• [RECORDS FOR THE TASK]
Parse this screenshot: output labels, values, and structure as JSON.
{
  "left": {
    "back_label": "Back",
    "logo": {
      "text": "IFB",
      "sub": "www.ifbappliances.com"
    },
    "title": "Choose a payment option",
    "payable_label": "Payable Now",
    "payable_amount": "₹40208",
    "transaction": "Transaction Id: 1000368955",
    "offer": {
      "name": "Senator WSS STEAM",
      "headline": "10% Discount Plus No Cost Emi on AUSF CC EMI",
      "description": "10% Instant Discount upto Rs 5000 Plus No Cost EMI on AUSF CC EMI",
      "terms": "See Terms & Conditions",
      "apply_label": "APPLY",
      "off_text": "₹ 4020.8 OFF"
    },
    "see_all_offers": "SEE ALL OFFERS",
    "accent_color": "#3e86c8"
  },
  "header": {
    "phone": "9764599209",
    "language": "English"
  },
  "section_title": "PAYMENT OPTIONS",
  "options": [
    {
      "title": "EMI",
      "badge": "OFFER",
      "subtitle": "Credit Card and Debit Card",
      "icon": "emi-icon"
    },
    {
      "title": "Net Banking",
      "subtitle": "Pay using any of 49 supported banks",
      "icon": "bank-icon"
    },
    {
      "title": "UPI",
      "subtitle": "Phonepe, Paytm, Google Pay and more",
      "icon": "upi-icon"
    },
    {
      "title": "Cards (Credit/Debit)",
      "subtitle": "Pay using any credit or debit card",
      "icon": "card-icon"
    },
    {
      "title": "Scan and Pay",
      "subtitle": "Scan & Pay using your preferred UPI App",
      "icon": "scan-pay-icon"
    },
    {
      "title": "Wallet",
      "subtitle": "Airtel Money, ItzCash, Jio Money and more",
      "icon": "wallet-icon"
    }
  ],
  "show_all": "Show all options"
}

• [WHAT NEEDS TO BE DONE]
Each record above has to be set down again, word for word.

• [REPLY]
Parse this screenshot: output labels, values, and structure as JSON.
{
  "left": {
    "back_label": "Back",
    "logo": {
      "text": "IFB",
      "sub": "www.ifbappliances.com"
    },
    "title": "Choose a payment option",
    "payable_label": "Payable Now",
    "payable_amount": "₹40208",
    "transaction": "Transaction Id: 1000368955",
    "offer": {
      "name": "Senator WSS STEAM",
      "headline": "10% Discount Plus No Cost Emi on AUSF CC EMI",
      "description": "10% Instant Discount upto Rs 5000 Plus No Cost EMI on AUSF CC EMI",
      "terms": "See Terms & Conditions",
      "apply_label": "APPLY",
      "off_text": "₹ 4020.8 OFF"
    },
    "see_all_offers": "SEE ALL OFFERS",
    "accent_color": "#3e86c8"
  },
  "header": {
    "phone": "9764599209",
    "language": "English"
  },
  "section_title": "PAYMENT OPTIONS",
  "options": [
    {
      "title": "EMI",
      "badge": "OFFER",
      "subtitle": "Credit Card and Debit Card",
      "icon": "emi-icon"
    },
    {
      "title": "Net Banking",
      "subtitle": "Pay using any of 49 supported banks",
      "icon": "bank-icon"
    },
    {
      "title": "UPI",
      "subtitle": "Phonepe, Paytm, Google Pay and more",
      "icon": "upi-icon"
    },
    {
      "title": "Cards (Credit/Debit)",
      "subtitle": "Pay using any credit or debit card",
      "icon": "card-icon"
    },
    {
      "title": "Scan and Pay",
      "subtitle": "Scan & Pay using your preferred UPI App",
      "icon": "scan-pay-icon"
    },
    {
      "title": "Wallet",
      "subtitle": "Airtel Money, ItzCash, Jio Money and more",
      "icon": "wallet-icon"
    }
  ],
  "show_all": "Show all options"
}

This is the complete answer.